Quarter of a million seabirds nest at Bempton Cliffs RSPB reserve. Each species has a preference for a particular niche on the cliff.
The ledges are bedding planes in the chalk. Vertical joints break the cliff face up into blocky units. In my photograph (above) the block that the herring gull is nesting on looks as if it’s well on its way to becoming detached from the cliff face.
There’s an eye-wateringly stiff breeze this morning so this is a challenging place to try out my new telephoto lens. Although I’ve mounted the camera on a monopod/walking pole it’s still getting buffeted around so I leave the image stabilisation switched on.
I get a distant view of a pair checking out a crevice at the top of the cliff. At Bempton puffins nest in crevices rather than in rabbit burrows.
In an adaptation to nesting on cliff ledges, the razorbill’s egg is tapered at one end so that, if knocked, it will roll in a tight circle. The chicks are born with an innate fear of heights, so they don’t stray too near the edge.

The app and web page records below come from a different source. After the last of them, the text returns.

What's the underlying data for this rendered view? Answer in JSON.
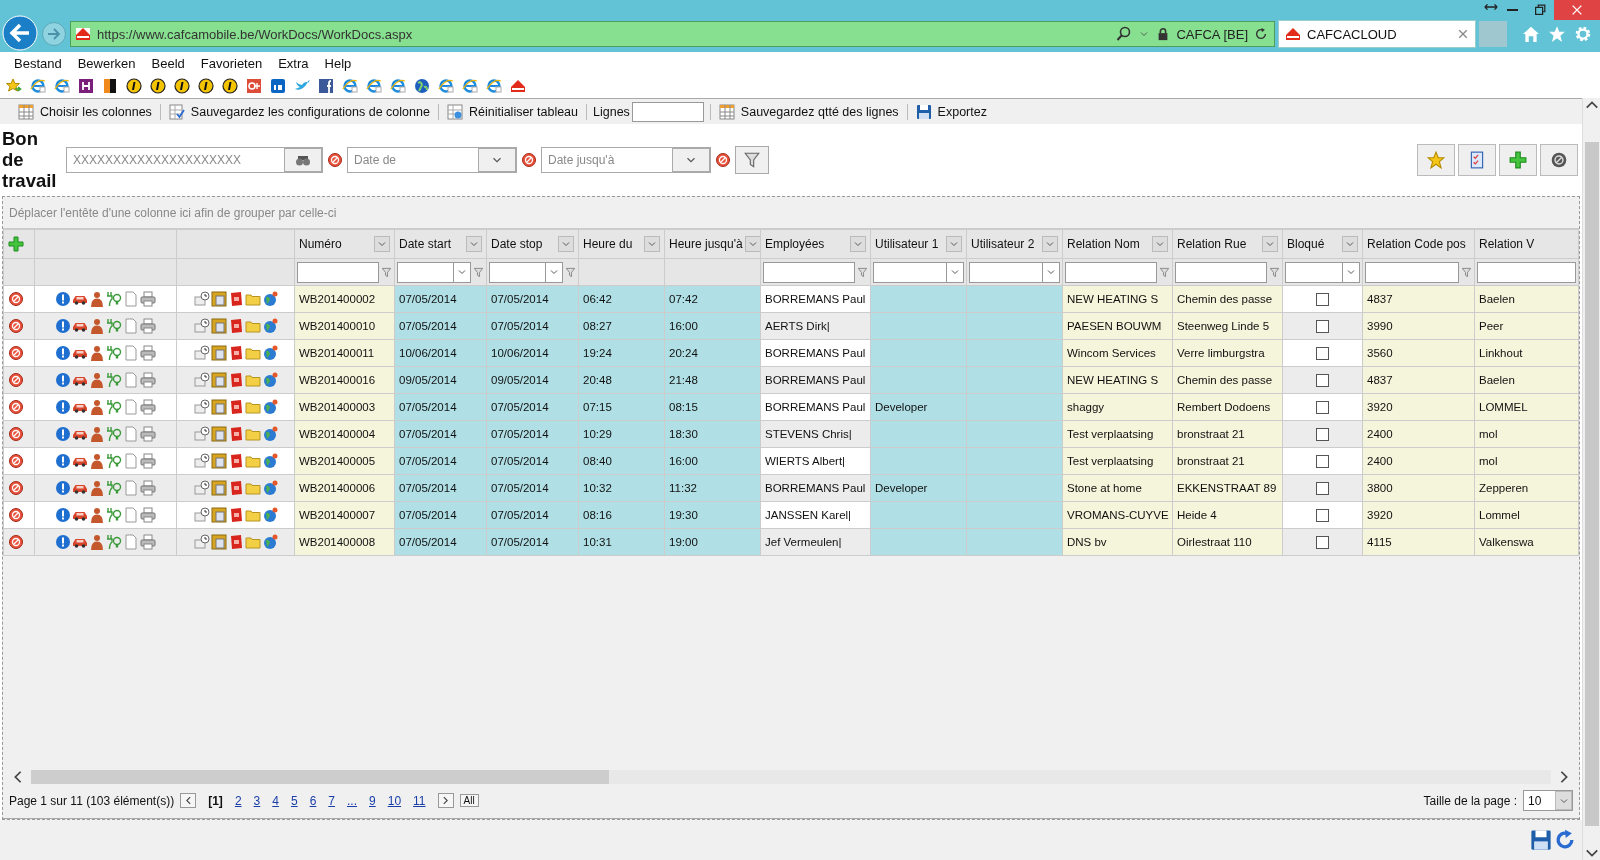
{
  "browser": {
    "url": "https://www.cafcamobile.be/WorkDocs/WorkDocs.aspx",
    "site_identity": "CAFCA [BE]",
    "tabs": [
      {
        "label": "CAFCACLOUD",
        "selected": true
      }
    ]
  },
  "menu": [
    "Bestand",
    "Bewerken",
    "Beeld",
    "Favorieten",
    "Extra",
    "Help"
  ],
  "toolbar": [
    {
      "kind": "columns",
      "label": "Choisir les colonnes"
    },
    {
      "kind": "save-config",
      "label": "Sauvegardez les configurations de colonne"
    },
    {
      "kind": "reset",
      "label": "Réinitialiser tableau"
    },
    {
      "kind": "lines",
      "label": "Lignes"
    },
    {
      "kind": "save-lines",
      "label": "Sauvegardez qtté des lignes"
    },
    {
      "kind": "export",
      "label": "Exportez"
    }
  ],
  "page_title": "Bon de travail",
  "filters": {
    "search_placeholder": "XXXXXXXXXXXXXXXXXXXXX",
    "date_from_placeholder": "Date de",
    "date_to_placeholder": "Date jusqu'à"
  },
  "group_hint": "Déplacer l'entête d'une colonne ici afin de grouper par celle-ci",
  "grid": {
    "columns": [
      {
        "label": "Numéro",
        "color": "#f5f5dc",
        "menu": true,
        "kind": "text"
      },
      {
        "label": "Date start",
        "color": "#b0e0e6",
        "menu": true,
        "kind": "date"
      },
      {
        "label": "Date stop",
        "color": "#b0e0e6",
        "menu": true,
        "kind": "date"
      },
      {
        "label": "Heure du",
        "color": "#b0e0e6",
        "menu": true,
        "kind": "none"
      },
      {
        "label": "Heure jusqu'à",
        "color": "#b0e0e6",
        "menu": true,
        "kind": "none"
      },
      {
        "label": "Employées",
        "menu": true,
        "kind": "text"
      },
      {
        "label": "Utilisateur 1",
        "color": "#b0e0e6",
        "menu": true,
        "kind": "select"
      },
      {
        "label": "Utilisateur 2",
        "color": "#b0e0e6",
        "menu": true,
        "kind": "select"
      },
      {
        "label": "Relation Nom",
        "color": "#f5f5dc",
        "menu": true,
        "kind": "text"
      },
      {
        "label": "Relation Rue",
        "color": "#f5f5dc",
        "menu": true,
        "kind": "text"
      },
      {
        "label": "Bloqué",
        "menu": true,
        "kind": "select"
      },
      {
        "label": "Relation Code pos",
        "color": "#f5f5dc",
        "menu": false,
        "kind": "text"
      },
      {
        "label": "Relation V",
        "color": "#f5f5dc",
        "menu": false,
        "kind": "input"
      }
    ],
    "rows": [
      {
        "cells": [
          "WB201400002",
          "07/05/2014",
          "07/05/2014",
          "06:42",
          "07:42",
          "BORREMANS Paul",
          "",
          "",
          "NEW HEATING S",
          "Chemin des passe",
          {
            "checked": false
          },
          "4837",
          "Baelen"
        ]
      },
      {
        "cells": [
          "WB201400010",
          "07/05/2014",
          "07/05/2014",
          "08:27",
          "16:00",
          "AERTS Dirk|",
          "",
          "",
          "PAESEN BOUWM",
          "Steenweg Linde 5",
          {
            "checked": false
          },
          "3990",
          "Peer"
        ]
      },
      {
        "cells": [
          "WB201400011",
          "10/06/2014",
          "10/06/2014",
          "19:24",
          "20:24",
          "BORREMANS Paul",
          "",
          "",
          "Wincom Services",
          "Verre limburgstra",
          {
            "checked": false
          },
          "3560",
          "Linkhout"
        ]
      },
      {
        "cells": [
          "WB201400016",
          "09/05/2014",
          "09/05/2014",
          "20:48",
          "21:48",
          "BORREMANS Paul",
          "",
          "",
          "NEW HEATING S",
          "Chemin des passe",
          {
            "checked": false
          },
          "4837",
          "Baelen"
        ]
      },
      {
        "cells": [
          "WB201400003",
          "07/05/2014",
          "07/05/2014",
          "07:15",
          "08:15",
          "BORREMANS Paul",
          "Developer",
          "",
          "shaggy",
          "Rembert Dodoens",
          {
            "checked": false
          },
          "3920",
          "LOMMEL"
        ]
      },
      {
        "cells": [
          "WB201400004",
          "07/05/2014",
          "07/05/2014",
          "10:29",
          "18:30",
          "STEVENS Chris|",
          "",
          "",
          "Test verplaatsing",
          "bronstraat 21",
          {
            "checked": false
          },
          "2400",
          "mol"
        ]
      },
      {
        "cells": [
          "WB201400005",
          "07/05/2014",
          "07/05/2014",
          "08:40",
          "16:00",
          "WIERTS Albert|",
          "",
          "",
          "Test verplaatsing",
          "bronstraat 21",
          {
            "checked": false
          },
          "2400",
          "mol"
        ]
      },
      {
        "cells": [
          "WB201400006",
          "07/05/2014",
          "07/05/2014",
          "10:32",
          "11:32",
          "BORREMANS Paul",
          "Developer",
          "",
          "Stone at home",
          "EKKENSTRAAT 89",
          {
            "checked": false
          },
          "3800",
          "Zepperen"
        ]
      },
      {
        "cells": [
          "WB201400007",
          "07/05/2014",
          "07/05/2014",
          "08:16",
          "19:30",
          "JANSSEN Karel|",
          "",
          "",
          "VROMANS-CUYVE",
          "Heide 4",
          {
            "checked": false
          },
          "3920",
          "Lommel"
        ]
      },
      {
        "cells": [
          "WB201400008",
          "07/05/2014",
          "07/05/2014",
          "10:31",
          "19:00",
          "Jef Vermeulen|",
          "",
          "",
          "DNS bv",
          "Oirlestraat 110",
          {
            "checked": false
          },
          "4115",
          "Valkenswa"
        ]
      }
    ]
  },
  "pager": {
    "summary": "Page 1 sur 11 (103 élément(s))",
    "pages": [
      {
        "label": "[1]",
        "selected": true
      },
      {
        "label": "2",
        "selected": false
      },
      {
        "label": "3",
        "selected": false
      },
      {
        "label": "4",
        "selected": false
      },
      {
        "label": "5",
        "selected": false
      },
      {
        "label": "6",
        "selected": false
      },
      {
        "label": "7",
        "selected": false
      },
      {
        "label": "...",
        "selected": false
      },
      {
        "label": "9",
        "selected": false
      },
      {
        "label": "10",
        "selected": false
      },
      {
        "label": "11",
        "selected": false
      }
    ],
    "all_label": "All",
    "page_size_label": "Taille de la page :",
    "page_size": "10"
  }
}
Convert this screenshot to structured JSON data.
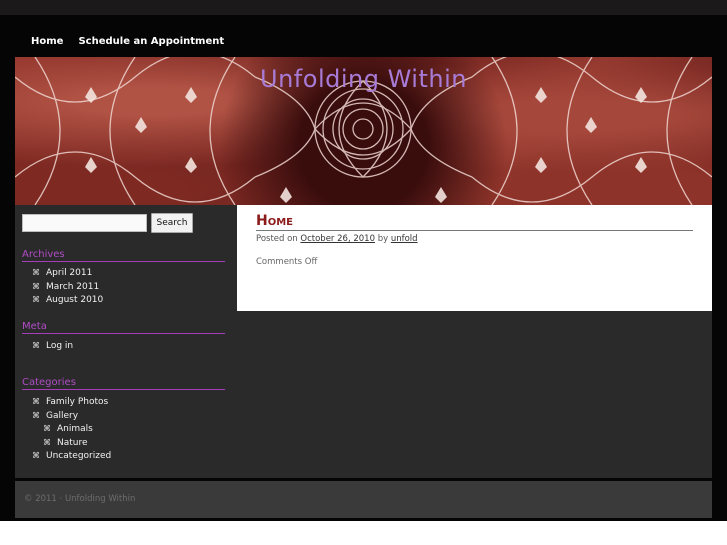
{
  "nav": {
    "items": [
      {
        "label": "Home"
      },
      {
        "label": "Schedule an Appointment"
      }
    ]
  },
  "header": {
    "title": "Unfolding Within"
  },
  "search": {
    "placeholder": "",
    "value": "",
    "button_label": "Search"
  },
  "sidebar": {
    "archives": {
      "title": "Archives",
      "items": [
        "April 2011",
        "March 2011",
        "August 2010"
      ]
    },
    "meta": {
      "title": "Meta",
      "items": [
        "Log in"
      ]
    },
    "categories": {
      "title": "Categories",
      "items": [
        {
          "label": "Family Photos",
          "level": 0
        },
        {
          "label": "Gallery",
          "level": 0
        },
        {
          "label": "Animals",
          "level": 1
        },
        {
          "label": "Nature",
          "level": 1
        },
        {
          "label": "Uncategorized",
          "level": 0
        }
      ]
    },
    "bullet_glyph": "⌘"
  },
  "post": {
    "title": "Home",
    "meta_prefix": "Posted on",
    "date": "October 26, 2010",
    "by": "by",
    "author": "unfold",
    "comments": "Comments Off"
  },
  "footer": {
    "text": "© 2011 · Unfolding Within"
  },
  "colors": {
    "accent_purple": "#b04cc6",
    "title_purple": "#a87bd6",
    "post_title_red": "#8b1a1a",
    "page_bg": "#050505",
    "panel_bg": "#2a2a2a"
  }
}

At Bempton the guillemots tend lower down the cliff, sometimes getting together in nesting colonies on the larger ledges.
Kittiwakes can make use of the smallest ledges, building up a nest with seaweed and grass.
I just miss the perfect photo opportunity: six or seven gannets have landed on the cliff top to gather beak-fulls of grass; they’re just yards away from a group of birdwatchers but by the time I’ve set up my camera they’ve all flown off again.
Link: RSPB Bempton Cliffs reserve.